PROBLEM TO SOLVE: The records below are to be returned word for word, with pictures left out.

Data records for software interfaces:
- - - - -

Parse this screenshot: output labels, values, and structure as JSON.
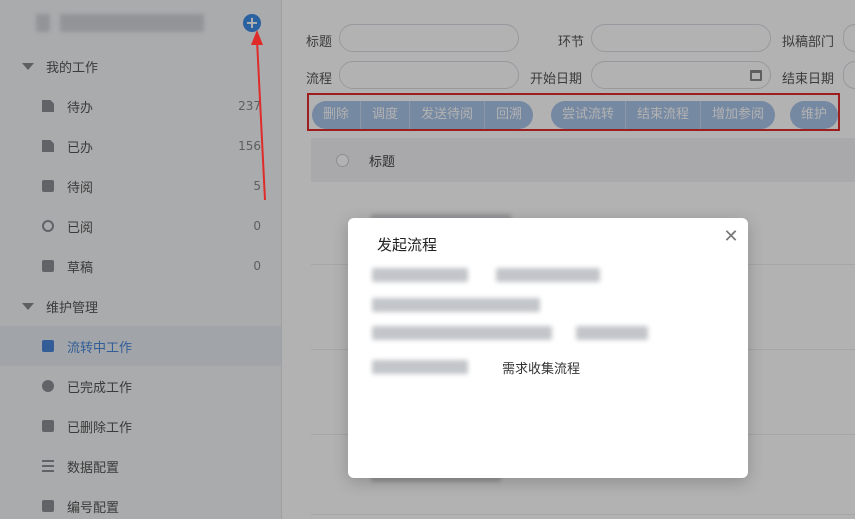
{
  "sidebar": {
    "add_icon": "plus-icon",
    "groups": [
      {
        "label": "我的工作"
      },
      {
        "label": "维护管理"
      }
    ],
    "my_work_items": [
      {
        "label": "待办",
        "count": "237",
        "icon": "document-icon"
      },
      {
        "label": "已办",
        "count": "156",
        "icon": "documents-icon"
      },
      {
        "label": "待阅",
        "count": "5",
        "icon": "clock-icon"
      },
      {
        "label": "已阅",
        "count": "0",
        "icon": "eye-icon"
      },
      {
        "label": "草稿",
        "count": "0",
        "icon": "draft-icon"
      }
    ],
    "maintenance_items": [
      {
        "label": "流转中工作",
        "icon": "monitor-icon",
        "active": true
      },
      {
        "label": "已完成工作",
        "icon": "check-circle-icon"
      },
      {
        "label": "已删除工作",
        "icon": "trash-icon"
      },
      {
        "label": "数据配置",
        "icon": "sliders-icon"
      },
      {
        "label": "编号配置",
        "icon": "clipboard-icon"
      }
    ]
  },
  "filters": {
    "title_label": "标题",
    "stage_label": "环节",
    "dept_label": "拟稿部门",
    "flow_label": "流程",
    "start_date_label": "开始日期",
    "end_date_label": "结束日期"
  },
  "toolbar": {
    "group1": [
      "删除",
      "调度",
      "发送待阅",
      "回溯"
    ],
    "group2": [
      "尝试流转",
      "结束流程",
      "增加参阅"
    ],
    "group3": [
      "维护"
    ]
  },
  "table": {
    "header_title": "标题"
  },
  "dialog": {
    "title": "发起流程",
    "close_icon": "close-icon",
    "flow_item": "需求收集流程"
  },
  "colors": {
    "accent": "#3d8be6",
    "toolbar_button": "#a9c4e8",
    "annotation_red": "#e02b2b"
  }
}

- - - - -

ANSWER:
Parse this screenshot: output labels, values, and structure as JSON.
{
  "sidebar": {
    "add_icon": "plus-icon",
    "groups": [
      {
        "label": "我的工作"
      },
      {
        "label": "维护管理"
      }
    ],
    "my_work_items": [
      {
        "label": "待办",
        "count": "237",
        "icon": "document-icon"
      },
      {
        "label": "已办",
        "count": "156",
        "icon": "documents-icon"
      },
      {
        "label": "待阅",
        "count": "5",
        "icon": "clock-icon"
      },
      {
        "label": "已阅",
        "count": "0",
        "icon": "eye-icon"
      },
      {
        "label": "草稿",
        "count": "0",
        "icon": "draft-icon"
      }
    ],
    "maintenance_items": [
      {
        "label": "流转中工作",
        "icon": "monitor-icon",
        "active": true
      },
      {
        "label": "已完成工作",
        "icon": "check-circle-icon"
      },
      {
        "label": "已删除工作",
        "icon": "trash-icon"
      },
      {
        "label": "数据配置",
        "icon": "sliders-icon"
      },
      {
        "label": "编号配置",
        "icon": "clipboard-icon"
      }
    ]
  },
  "filters": {
    "title_label": "标题",
    "stage_label": "环节",
    "dept_label": "拟稿部门",
    "flow_label": "流程",
    "start_date_label": "开始日期",
    "end_date_label": "结束日期"
  },
  "toolbar": {
    "group1": [
      "删除",
      "调度",
      "发送待阅",
      "回溯"
    ],
    "group2": [
      "尝试流转",
      "结束流程",
      "增加参阅"
    ],
    "group3": [
      "维护"
    ]
  },
  "table": {
    "header_title": "标题"
  },
  "dialog": {
    "title": "发起流程",
    "close_icon": "close-icon",
    "flow_item": "需求收集流程"
  },
  "colors": {
    "accent": "#3d8be6",
    "toolbar_button": "#a9c4e8",
    "annotation_red": "#e02b2b"
  }
}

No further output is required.